Alaska’s Aurora Ice Museum
The Chena Hot Springs Resort outside Fairbanks, Alaska boasts a venue the likes of which most of us have only seen in a James Bond movie: an impressive hand-carved, 6,000sq-ft. enclosed ice structure called the Aurora Ice Museum that houses chilly creations carved from over 1,000 tons of ice.
Open all year, the museum showcases the work of award-winning husband and wife team, Steve and Heather Brice of Brice and Brice Ice Sculptures in Fairbanks, including a two-story observation tower, a spiral staircase, ice crystal chandeliers depicting the Aurora Borealis, an animal-themed chess set, and life-sized jousters on horseback. And while it offers daily tours, it's more than a museum. A visit includes stops at a full ice bar (with — you guessed it — ice-carved martini glasses), four themed bedrooms (called “galleries”) for rent, ice furniture, and an ice altar, all redefining “room temperature” at its maintained cozy 20°F, thanks to an absorption chilling system from the Alaskan pipeline.
The current museum replaced the original, which melted in 2004 due to a miscalculation in the cooling system, but this one is bigger — around 10' taller and wider, and about 30' longer — and near the same location. Steve Brice was involved in all aspects of the building process of the new structure, except for the concrete foundation.
Lighting the interior to accentuate the details in the carvings without generating heat presented a serious challenge. The Brices selected the lighting themselves, using Chauvet LED fixtures purchased from the Ice Alaska Art Championships, where Colorado™ 1 and Colorado™ 3 wash lights had illuminated ice sculptures from artists from around the world, including their own.
Here at Aurora, the Brices installed the gear themselves, using Colorado 3s to add color and highlights to sculptures but also in conjunction with 3,000lb stock blocks of ice for increased diffraction to all illumination in larger areas. Each unit runs on its own, with some set on a single color and others cycling though color changes.
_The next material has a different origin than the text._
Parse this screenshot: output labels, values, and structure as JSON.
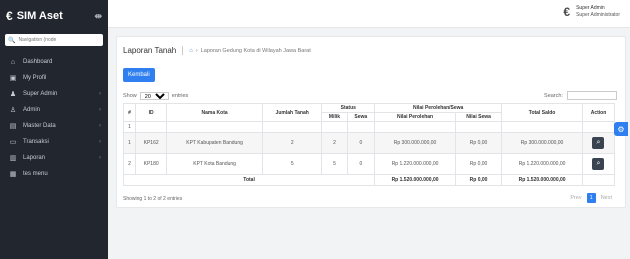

“The addition of the Colorado units has made a huge difference in the illumination of the museum,” says Heather Brice. “The light rebounds through the ice and off the detail making all of our work more visible and vibrant.”